TASK REQUIREMENTS: Below are the records; count the lines that include the string "this" and give only that number.

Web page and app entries
════════════════════

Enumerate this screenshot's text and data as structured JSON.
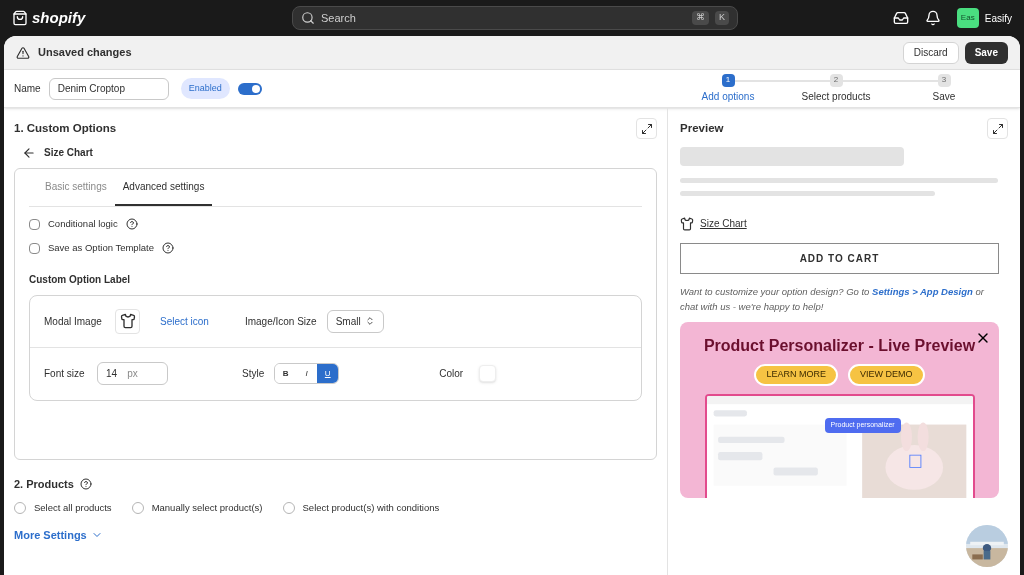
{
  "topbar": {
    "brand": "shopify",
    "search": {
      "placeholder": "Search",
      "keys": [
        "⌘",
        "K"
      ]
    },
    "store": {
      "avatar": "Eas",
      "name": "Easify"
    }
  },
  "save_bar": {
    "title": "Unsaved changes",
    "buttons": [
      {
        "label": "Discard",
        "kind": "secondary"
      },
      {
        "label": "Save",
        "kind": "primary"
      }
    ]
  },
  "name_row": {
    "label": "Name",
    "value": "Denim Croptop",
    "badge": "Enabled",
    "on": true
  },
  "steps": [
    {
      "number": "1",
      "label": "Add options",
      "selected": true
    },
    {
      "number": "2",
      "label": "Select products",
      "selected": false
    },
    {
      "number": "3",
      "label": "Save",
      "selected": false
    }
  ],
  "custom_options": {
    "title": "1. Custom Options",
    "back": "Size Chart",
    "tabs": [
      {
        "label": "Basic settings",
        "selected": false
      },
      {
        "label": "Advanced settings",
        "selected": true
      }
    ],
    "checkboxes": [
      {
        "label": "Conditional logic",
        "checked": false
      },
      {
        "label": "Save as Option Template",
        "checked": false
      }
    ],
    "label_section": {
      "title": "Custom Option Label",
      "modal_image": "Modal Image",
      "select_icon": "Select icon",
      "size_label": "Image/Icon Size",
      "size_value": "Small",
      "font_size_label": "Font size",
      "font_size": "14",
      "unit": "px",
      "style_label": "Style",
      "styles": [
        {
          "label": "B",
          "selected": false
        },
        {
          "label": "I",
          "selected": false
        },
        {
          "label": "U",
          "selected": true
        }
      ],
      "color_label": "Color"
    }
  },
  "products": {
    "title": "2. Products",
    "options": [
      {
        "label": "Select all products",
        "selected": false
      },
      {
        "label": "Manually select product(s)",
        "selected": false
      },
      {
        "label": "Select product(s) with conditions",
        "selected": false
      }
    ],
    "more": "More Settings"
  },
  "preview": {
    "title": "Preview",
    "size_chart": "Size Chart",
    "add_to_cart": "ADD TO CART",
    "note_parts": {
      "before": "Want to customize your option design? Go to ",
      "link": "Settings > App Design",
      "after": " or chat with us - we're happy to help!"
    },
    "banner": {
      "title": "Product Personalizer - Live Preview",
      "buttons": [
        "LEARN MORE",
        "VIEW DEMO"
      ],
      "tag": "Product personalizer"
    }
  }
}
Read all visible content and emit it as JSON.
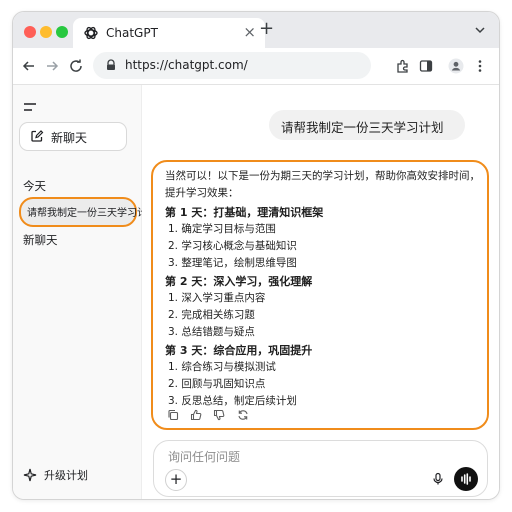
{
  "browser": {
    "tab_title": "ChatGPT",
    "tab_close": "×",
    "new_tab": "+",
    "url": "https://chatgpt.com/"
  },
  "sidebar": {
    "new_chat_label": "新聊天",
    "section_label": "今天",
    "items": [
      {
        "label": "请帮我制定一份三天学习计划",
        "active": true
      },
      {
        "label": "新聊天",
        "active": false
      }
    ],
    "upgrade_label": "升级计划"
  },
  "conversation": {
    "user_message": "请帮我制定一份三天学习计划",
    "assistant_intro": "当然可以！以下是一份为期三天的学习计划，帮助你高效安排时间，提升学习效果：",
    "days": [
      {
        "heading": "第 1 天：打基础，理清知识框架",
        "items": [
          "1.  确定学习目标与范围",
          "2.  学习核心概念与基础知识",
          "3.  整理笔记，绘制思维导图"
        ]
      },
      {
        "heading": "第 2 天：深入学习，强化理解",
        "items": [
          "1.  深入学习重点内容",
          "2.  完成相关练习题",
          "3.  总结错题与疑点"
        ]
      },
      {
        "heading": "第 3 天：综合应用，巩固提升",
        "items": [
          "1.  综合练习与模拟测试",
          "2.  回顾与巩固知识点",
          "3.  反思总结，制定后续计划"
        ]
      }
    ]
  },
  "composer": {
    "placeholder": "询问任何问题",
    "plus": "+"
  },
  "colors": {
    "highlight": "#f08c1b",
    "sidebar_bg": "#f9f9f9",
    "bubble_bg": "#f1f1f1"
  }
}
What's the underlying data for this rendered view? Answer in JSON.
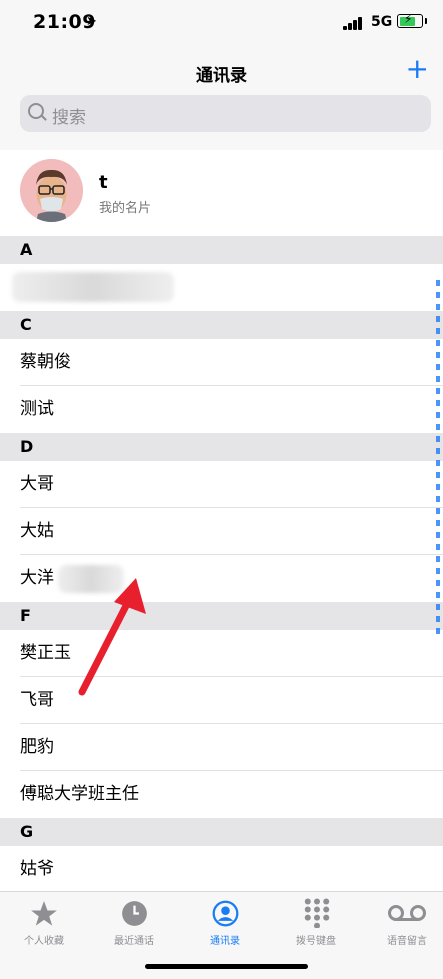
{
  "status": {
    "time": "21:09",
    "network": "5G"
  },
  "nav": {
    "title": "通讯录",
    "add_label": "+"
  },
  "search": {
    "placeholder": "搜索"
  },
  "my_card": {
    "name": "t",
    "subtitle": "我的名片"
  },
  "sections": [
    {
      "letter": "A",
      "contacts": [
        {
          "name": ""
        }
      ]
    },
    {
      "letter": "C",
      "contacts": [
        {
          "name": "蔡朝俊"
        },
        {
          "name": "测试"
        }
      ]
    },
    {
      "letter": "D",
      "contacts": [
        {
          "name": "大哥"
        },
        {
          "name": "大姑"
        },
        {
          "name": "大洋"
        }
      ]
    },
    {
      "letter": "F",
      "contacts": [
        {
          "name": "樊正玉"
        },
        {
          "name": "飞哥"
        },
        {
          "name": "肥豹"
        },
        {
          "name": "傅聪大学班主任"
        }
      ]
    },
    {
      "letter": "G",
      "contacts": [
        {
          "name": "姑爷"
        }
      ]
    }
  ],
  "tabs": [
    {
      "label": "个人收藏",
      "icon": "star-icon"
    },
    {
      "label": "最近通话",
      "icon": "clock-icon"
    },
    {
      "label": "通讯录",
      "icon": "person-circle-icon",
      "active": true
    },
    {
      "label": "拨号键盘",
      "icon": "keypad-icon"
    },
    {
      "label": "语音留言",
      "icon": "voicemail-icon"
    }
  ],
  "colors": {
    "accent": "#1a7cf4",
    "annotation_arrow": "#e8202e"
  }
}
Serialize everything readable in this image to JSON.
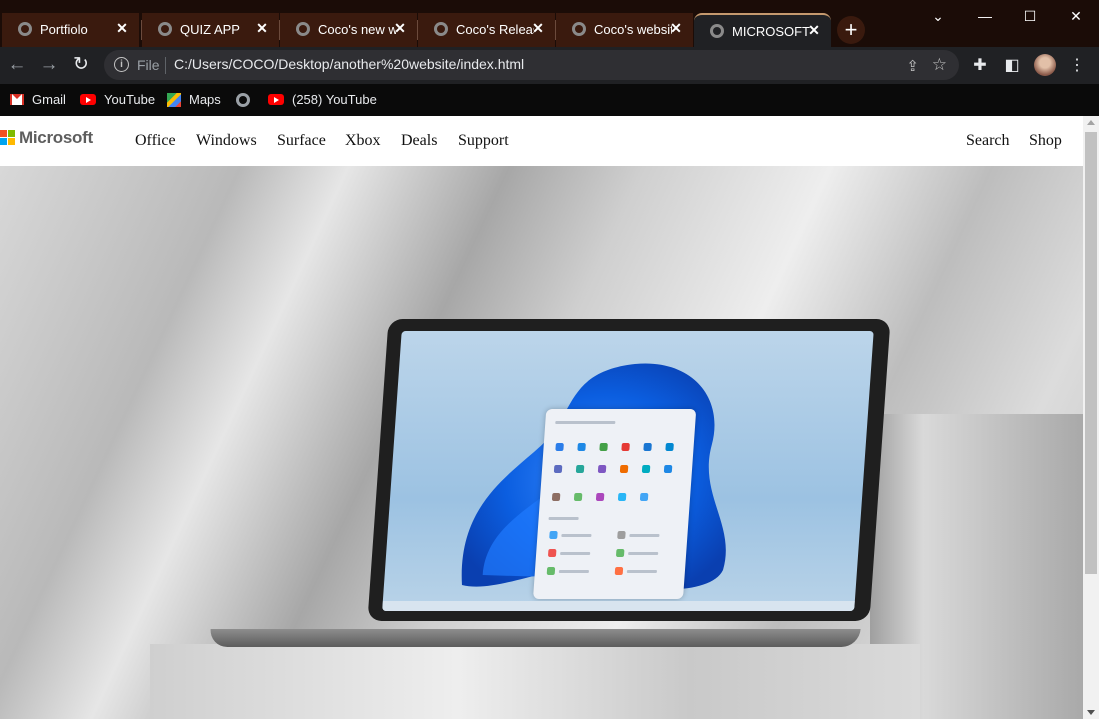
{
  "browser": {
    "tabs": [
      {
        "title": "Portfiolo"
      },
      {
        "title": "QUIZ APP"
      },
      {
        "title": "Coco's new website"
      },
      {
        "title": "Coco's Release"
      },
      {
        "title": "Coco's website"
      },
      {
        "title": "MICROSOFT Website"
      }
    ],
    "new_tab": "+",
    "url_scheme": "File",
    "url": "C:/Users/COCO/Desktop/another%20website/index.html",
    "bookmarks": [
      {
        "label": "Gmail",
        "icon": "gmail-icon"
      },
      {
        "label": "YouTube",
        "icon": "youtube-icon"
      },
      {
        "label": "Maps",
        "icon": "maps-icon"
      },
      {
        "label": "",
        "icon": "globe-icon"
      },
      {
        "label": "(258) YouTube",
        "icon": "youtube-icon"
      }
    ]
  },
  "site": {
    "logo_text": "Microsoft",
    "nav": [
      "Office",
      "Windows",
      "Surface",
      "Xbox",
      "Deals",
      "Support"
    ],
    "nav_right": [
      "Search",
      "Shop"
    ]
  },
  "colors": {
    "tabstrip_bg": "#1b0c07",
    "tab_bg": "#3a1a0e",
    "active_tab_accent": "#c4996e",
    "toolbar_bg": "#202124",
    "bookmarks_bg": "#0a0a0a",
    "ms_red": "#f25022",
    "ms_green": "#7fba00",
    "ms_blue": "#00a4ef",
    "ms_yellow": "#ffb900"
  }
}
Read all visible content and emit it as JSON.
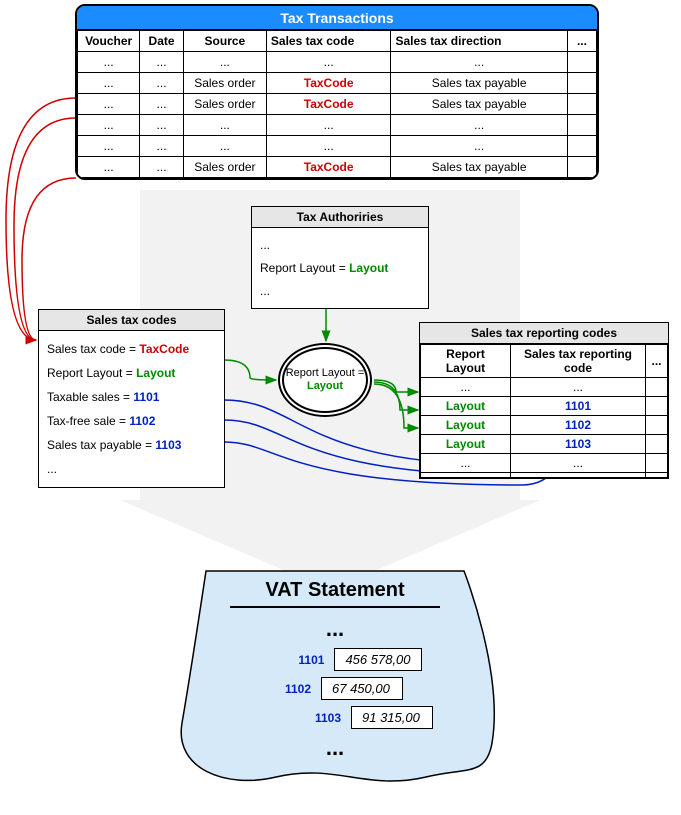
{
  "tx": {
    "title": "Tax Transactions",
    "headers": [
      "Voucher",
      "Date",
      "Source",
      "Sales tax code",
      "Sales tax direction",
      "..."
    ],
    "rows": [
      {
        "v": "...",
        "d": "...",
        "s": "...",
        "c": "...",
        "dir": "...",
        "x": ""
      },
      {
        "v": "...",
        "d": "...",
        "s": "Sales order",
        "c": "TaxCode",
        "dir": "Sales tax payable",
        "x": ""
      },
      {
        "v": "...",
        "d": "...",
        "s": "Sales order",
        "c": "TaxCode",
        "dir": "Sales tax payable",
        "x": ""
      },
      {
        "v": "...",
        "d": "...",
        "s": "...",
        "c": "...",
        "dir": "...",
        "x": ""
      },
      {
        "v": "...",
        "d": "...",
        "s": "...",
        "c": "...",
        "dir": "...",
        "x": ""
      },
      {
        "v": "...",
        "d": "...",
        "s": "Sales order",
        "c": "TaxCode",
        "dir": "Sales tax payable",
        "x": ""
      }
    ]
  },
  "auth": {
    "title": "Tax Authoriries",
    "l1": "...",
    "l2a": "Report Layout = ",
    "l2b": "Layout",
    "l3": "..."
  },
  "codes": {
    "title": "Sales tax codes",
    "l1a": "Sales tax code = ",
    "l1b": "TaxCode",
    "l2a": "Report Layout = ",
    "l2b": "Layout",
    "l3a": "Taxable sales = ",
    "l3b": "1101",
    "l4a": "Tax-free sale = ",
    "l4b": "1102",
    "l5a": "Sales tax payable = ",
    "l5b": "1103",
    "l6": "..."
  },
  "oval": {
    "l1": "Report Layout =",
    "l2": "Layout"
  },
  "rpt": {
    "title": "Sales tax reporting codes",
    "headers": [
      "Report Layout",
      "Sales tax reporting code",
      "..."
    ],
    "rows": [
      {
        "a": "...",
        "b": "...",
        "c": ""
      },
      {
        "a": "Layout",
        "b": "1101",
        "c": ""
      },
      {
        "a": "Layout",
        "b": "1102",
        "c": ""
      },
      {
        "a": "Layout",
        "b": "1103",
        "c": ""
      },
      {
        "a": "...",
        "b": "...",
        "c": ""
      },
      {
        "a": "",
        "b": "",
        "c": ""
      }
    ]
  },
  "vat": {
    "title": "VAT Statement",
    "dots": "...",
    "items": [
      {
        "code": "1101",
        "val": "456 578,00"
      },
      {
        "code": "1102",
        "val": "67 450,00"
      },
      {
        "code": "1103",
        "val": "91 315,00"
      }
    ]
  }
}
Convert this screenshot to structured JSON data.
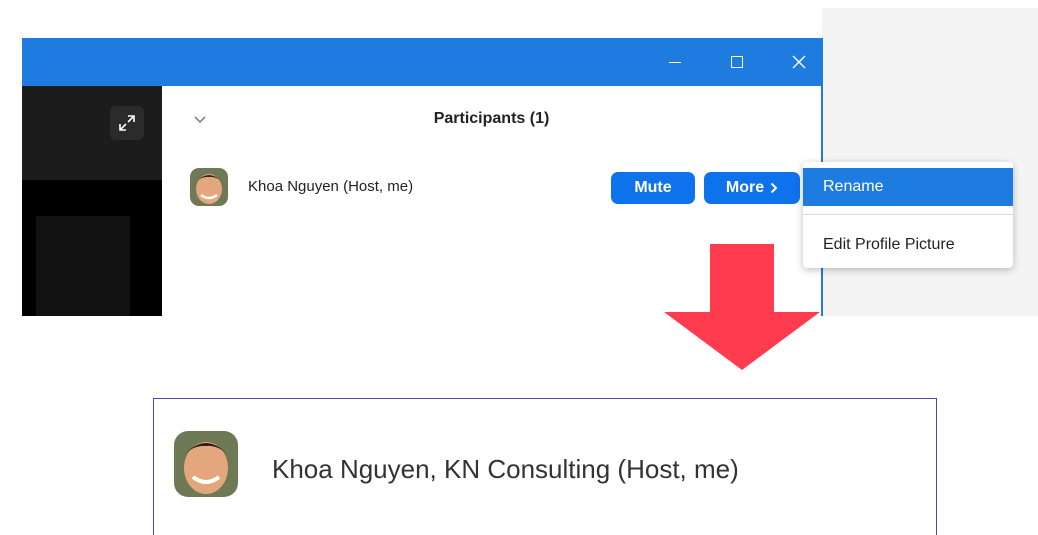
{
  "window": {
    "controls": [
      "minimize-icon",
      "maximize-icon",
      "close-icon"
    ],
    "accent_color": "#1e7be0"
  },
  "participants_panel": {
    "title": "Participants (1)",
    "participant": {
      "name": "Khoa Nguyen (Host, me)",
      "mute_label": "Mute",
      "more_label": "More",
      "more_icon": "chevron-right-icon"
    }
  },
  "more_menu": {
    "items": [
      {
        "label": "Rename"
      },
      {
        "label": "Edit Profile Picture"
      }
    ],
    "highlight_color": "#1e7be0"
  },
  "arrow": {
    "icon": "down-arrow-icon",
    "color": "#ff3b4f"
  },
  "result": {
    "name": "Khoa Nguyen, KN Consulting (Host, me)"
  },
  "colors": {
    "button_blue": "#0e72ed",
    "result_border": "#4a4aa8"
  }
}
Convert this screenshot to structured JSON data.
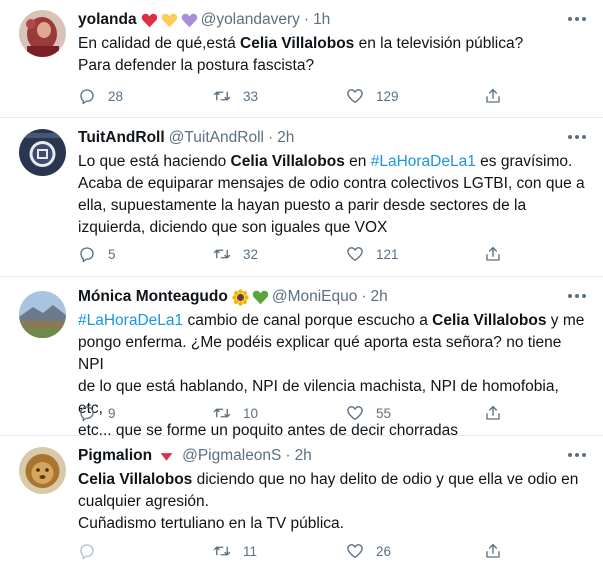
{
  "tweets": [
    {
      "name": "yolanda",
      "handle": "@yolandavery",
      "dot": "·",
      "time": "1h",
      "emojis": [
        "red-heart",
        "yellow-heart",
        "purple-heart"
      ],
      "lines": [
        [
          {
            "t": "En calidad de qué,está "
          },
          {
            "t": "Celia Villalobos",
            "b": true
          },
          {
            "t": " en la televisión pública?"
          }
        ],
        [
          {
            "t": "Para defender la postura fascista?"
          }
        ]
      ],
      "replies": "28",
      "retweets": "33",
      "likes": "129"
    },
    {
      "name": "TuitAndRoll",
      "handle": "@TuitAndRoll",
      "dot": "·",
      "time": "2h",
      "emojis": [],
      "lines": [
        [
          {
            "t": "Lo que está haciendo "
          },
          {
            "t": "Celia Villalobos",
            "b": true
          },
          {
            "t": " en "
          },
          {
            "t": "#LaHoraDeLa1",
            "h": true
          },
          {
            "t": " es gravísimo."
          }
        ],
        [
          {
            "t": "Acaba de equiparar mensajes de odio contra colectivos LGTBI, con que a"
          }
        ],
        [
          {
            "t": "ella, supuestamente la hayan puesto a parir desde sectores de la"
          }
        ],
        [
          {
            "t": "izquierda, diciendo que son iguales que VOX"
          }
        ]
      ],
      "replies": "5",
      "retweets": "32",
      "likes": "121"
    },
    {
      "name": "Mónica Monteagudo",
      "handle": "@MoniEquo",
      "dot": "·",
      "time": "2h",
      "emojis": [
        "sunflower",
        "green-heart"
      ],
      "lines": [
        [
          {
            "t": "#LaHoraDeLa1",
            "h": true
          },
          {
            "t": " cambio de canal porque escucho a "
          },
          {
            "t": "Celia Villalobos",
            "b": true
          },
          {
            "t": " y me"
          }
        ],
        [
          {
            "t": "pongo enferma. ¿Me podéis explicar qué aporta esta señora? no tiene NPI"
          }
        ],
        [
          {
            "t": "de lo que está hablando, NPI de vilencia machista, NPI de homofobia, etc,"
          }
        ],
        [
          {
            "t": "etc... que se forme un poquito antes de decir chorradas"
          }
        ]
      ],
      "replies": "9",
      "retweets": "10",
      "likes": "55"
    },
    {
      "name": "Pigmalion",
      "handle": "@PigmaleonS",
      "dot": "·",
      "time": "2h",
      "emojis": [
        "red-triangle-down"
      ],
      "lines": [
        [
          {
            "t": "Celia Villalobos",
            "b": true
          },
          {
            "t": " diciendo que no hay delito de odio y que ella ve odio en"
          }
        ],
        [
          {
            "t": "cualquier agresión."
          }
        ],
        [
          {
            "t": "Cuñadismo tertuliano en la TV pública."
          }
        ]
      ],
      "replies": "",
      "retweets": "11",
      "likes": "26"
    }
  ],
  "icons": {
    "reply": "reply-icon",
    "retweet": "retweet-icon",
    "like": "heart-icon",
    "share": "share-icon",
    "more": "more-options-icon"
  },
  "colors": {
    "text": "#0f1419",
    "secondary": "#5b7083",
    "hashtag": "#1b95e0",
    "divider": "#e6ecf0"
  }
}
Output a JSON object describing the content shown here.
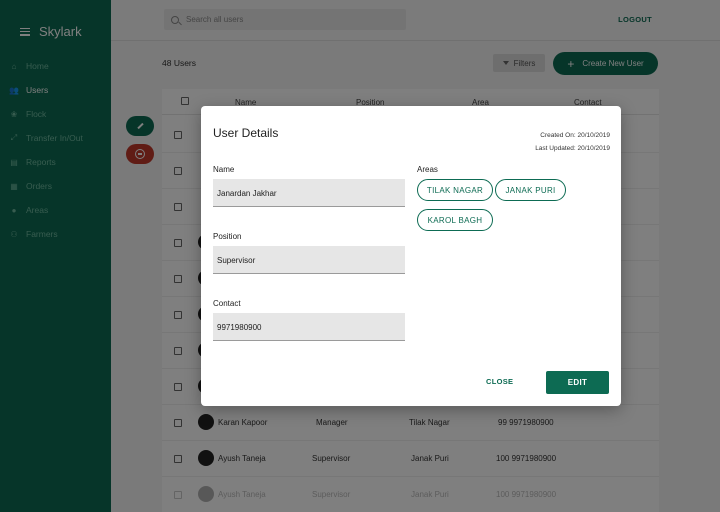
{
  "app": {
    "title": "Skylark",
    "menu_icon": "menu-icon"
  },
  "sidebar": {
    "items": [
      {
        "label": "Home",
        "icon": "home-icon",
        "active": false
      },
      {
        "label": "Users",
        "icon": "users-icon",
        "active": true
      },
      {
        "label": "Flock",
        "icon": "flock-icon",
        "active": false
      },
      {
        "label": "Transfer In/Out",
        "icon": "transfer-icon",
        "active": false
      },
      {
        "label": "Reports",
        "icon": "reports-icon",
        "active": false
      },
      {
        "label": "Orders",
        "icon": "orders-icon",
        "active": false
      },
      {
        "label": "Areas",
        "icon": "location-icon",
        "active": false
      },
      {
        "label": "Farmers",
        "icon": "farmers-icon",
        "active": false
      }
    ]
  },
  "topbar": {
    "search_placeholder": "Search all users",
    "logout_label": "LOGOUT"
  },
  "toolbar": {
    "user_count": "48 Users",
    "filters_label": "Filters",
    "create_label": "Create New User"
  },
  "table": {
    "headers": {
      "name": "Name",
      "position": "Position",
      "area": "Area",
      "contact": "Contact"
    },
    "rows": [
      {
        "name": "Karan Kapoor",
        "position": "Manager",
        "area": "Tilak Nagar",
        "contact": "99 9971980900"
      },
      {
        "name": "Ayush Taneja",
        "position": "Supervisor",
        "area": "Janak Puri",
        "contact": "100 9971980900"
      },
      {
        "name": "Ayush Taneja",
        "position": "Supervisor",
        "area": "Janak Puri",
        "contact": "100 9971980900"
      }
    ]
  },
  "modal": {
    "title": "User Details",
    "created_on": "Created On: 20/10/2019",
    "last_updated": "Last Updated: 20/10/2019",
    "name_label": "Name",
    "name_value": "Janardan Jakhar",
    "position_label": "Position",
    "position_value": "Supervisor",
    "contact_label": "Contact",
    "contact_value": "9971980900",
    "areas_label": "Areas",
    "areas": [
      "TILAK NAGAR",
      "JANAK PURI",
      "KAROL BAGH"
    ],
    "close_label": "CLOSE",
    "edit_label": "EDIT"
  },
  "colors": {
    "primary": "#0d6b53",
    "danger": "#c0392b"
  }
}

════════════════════

RESPONSE TO THE EXERCISE: 5